-- Supplied records follows --
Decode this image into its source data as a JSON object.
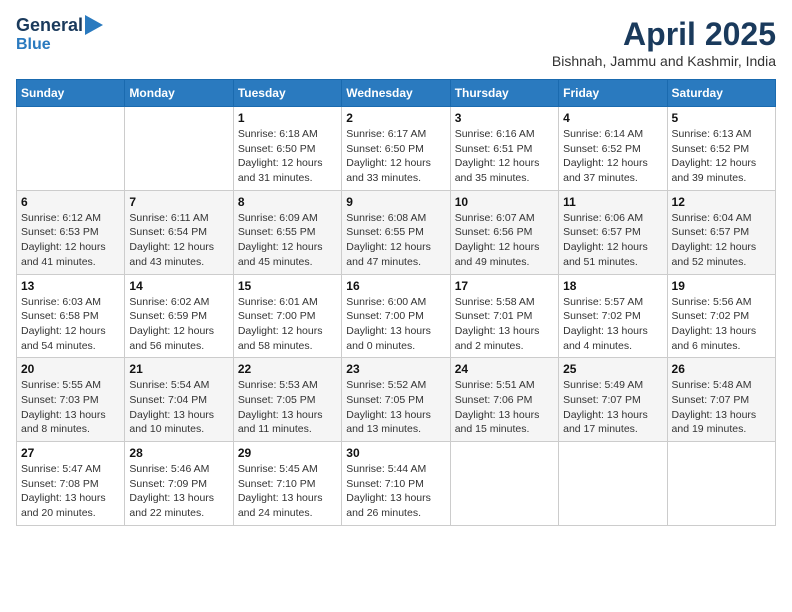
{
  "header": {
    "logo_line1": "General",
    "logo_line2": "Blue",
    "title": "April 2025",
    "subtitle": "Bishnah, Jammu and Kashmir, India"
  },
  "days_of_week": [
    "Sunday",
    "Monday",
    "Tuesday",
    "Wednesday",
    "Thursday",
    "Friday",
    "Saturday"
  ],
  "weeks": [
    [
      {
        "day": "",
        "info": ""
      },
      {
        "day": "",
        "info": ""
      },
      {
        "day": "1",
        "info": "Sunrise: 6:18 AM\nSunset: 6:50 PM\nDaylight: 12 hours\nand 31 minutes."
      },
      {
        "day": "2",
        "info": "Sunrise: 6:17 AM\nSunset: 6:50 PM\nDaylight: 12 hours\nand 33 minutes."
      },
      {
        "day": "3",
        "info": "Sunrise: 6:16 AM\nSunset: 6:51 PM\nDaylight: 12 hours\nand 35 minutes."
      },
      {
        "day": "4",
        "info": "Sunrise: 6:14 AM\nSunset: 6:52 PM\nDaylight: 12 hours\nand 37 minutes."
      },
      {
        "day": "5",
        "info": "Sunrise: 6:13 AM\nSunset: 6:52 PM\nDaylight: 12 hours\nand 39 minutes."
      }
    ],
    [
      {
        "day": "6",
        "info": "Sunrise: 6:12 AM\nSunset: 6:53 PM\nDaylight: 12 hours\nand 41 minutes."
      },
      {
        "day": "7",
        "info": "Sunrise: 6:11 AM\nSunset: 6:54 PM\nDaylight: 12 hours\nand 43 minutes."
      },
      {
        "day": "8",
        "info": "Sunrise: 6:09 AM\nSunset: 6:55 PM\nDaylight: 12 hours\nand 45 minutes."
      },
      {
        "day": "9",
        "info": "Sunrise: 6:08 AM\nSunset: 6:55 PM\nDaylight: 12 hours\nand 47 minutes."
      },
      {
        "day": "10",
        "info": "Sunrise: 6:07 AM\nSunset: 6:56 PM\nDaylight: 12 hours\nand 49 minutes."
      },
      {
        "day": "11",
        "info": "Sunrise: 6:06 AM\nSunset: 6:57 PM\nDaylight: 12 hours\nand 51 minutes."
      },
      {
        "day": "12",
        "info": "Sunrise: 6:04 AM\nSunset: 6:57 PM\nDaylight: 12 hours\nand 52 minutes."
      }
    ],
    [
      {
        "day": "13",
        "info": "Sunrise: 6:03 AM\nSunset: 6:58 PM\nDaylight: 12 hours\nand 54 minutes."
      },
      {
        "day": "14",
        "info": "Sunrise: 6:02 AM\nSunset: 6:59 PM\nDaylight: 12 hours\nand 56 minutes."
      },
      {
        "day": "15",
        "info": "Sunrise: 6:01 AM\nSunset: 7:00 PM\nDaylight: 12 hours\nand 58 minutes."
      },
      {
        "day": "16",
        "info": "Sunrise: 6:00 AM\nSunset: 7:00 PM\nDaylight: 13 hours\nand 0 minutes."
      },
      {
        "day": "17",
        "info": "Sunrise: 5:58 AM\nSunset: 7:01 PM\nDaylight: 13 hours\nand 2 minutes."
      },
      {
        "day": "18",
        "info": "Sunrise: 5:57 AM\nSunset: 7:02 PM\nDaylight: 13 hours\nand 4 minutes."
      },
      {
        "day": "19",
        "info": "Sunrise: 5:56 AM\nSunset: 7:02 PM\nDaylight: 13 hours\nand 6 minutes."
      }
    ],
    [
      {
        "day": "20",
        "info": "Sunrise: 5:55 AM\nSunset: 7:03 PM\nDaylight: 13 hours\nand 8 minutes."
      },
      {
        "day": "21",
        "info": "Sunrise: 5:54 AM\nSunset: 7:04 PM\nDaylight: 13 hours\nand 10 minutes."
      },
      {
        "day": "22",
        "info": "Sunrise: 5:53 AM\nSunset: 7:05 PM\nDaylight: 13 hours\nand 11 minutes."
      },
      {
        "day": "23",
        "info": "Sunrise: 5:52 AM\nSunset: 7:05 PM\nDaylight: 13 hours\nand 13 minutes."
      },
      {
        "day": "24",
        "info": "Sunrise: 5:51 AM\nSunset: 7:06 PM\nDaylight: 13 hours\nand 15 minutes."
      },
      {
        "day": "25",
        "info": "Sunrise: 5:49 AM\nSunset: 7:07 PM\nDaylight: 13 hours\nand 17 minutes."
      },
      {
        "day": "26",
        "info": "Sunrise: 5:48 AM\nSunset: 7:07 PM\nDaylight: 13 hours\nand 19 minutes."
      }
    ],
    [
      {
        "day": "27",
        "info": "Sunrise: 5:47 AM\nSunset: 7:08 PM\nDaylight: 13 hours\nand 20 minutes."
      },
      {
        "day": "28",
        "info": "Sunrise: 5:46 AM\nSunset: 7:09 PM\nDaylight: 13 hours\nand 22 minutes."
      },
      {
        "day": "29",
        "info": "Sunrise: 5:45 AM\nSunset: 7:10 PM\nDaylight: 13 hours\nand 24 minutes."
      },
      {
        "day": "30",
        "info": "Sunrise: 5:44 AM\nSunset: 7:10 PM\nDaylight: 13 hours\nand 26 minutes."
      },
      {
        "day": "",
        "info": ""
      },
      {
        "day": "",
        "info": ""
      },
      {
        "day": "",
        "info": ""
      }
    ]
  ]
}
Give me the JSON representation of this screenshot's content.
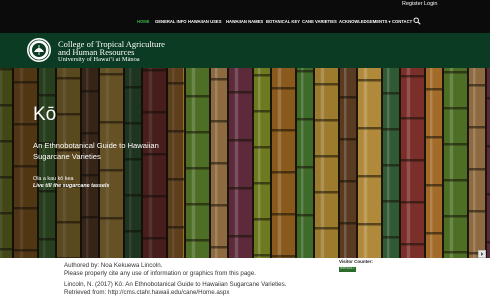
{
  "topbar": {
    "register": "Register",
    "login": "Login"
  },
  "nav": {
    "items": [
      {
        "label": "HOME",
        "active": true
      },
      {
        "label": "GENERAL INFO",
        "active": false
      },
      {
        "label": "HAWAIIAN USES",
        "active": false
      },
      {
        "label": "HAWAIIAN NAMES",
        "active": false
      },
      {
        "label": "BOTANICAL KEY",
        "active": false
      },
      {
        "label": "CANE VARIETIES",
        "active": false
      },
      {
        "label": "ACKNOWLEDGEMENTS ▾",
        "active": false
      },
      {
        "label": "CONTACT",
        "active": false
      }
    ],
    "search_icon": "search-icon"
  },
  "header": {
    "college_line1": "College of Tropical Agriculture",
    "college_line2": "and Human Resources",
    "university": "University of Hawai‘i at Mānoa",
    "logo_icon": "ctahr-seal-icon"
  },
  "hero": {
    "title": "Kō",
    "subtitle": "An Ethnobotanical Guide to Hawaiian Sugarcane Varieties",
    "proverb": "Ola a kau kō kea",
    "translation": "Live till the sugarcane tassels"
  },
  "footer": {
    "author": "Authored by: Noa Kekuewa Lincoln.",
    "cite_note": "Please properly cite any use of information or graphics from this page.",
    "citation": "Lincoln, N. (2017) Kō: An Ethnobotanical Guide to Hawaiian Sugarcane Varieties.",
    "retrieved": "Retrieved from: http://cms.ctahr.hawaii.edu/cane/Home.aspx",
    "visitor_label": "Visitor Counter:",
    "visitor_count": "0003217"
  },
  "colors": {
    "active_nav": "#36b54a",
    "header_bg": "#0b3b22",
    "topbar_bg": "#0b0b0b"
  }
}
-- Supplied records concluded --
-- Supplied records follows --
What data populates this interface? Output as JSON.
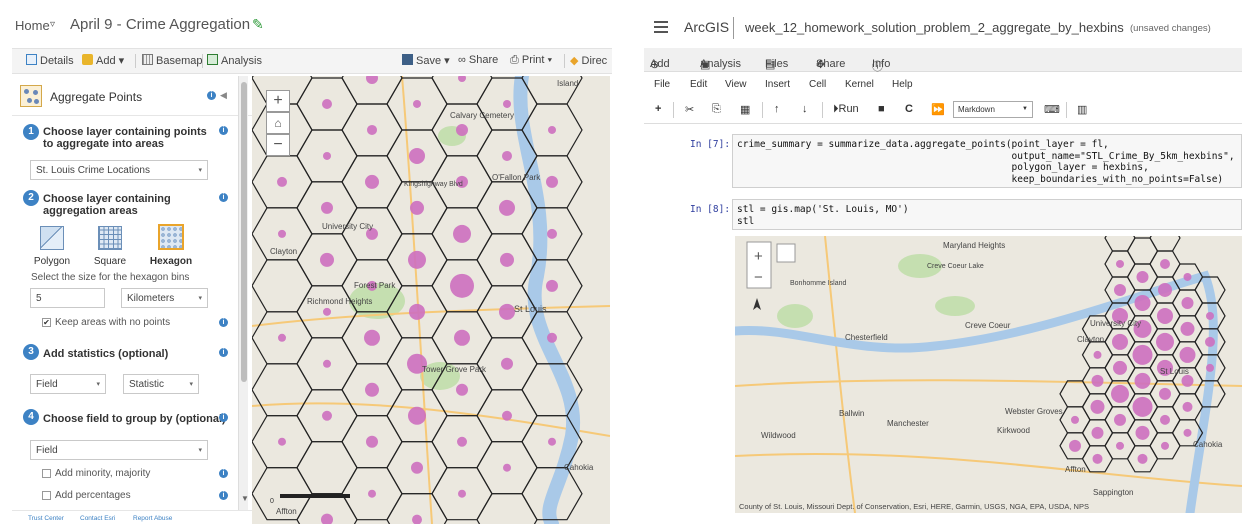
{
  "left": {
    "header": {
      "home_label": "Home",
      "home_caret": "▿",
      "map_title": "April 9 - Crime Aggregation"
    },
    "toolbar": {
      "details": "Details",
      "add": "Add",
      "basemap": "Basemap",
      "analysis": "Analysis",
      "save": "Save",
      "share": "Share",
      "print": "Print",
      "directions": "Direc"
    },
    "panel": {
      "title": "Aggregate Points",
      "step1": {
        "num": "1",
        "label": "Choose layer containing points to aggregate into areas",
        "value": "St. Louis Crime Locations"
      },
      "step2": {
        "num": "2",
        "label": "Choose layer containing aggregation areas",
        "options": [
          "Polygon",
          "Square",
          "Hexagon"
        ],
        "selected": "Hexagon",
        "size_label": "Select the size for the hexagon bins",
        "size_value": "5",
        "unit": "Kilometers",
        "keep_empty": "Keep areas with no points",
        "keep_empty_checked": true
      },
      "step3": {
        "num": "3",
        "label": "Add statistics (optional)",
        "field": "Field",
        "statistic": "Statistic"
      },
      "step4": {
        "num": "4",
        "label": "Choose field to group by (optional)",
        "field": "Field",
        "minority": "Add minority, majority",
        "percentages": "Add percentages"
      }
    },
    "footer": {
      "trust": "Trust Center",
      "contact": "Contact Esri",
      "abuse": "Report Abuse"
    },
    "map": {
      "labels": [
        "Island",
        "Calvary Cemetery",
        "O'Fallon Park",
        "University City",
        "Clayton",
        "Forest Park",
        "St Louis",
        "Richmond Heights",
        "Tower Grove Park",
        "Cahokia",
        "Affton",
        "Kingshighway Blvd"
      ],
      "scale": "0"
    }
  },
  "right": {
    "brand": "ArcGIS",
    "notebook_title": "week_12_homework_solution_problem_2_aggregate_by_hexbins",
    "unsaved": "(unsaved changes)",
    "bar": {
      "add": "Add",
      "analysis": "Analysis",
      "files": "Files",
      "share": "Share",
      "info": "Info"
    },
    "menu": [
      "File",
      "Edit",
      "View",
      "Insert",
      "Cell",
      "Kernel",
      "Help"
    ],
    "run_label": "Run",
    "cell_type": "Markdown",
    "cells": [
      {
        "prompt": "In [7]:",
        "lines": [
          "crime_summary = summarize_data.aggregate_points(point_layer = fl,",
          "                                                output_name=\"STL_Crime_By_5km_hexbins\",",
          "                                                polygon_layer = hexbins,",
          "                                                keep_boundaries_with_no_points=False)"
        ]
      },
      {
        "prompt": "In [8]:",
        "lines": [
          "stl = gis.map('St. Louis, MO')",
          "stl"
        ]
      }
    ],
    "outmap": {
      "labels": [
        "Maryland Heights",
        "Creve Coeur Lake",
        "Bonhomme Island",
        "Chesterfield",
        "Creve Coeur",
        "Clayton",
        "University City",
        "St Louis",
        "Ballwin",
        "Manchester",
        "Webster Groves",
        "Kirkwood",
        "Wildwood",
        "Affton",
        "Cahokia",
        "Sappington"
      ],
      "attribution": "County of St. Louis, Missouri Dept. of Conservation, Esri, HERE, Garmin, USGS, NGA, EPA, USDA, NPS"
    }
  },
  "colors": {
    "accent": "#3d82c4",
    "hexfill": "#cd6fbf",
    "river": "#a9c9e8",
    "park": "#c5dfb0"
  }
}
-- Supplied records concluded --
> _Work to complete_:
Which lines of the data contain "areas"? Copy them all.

> _Output_:
        "label": "Choose layer containing points to aggregate into areas",
        "label": "Choose layer containing aggregation areas",
        "keep_empty": "Keep areas with no points",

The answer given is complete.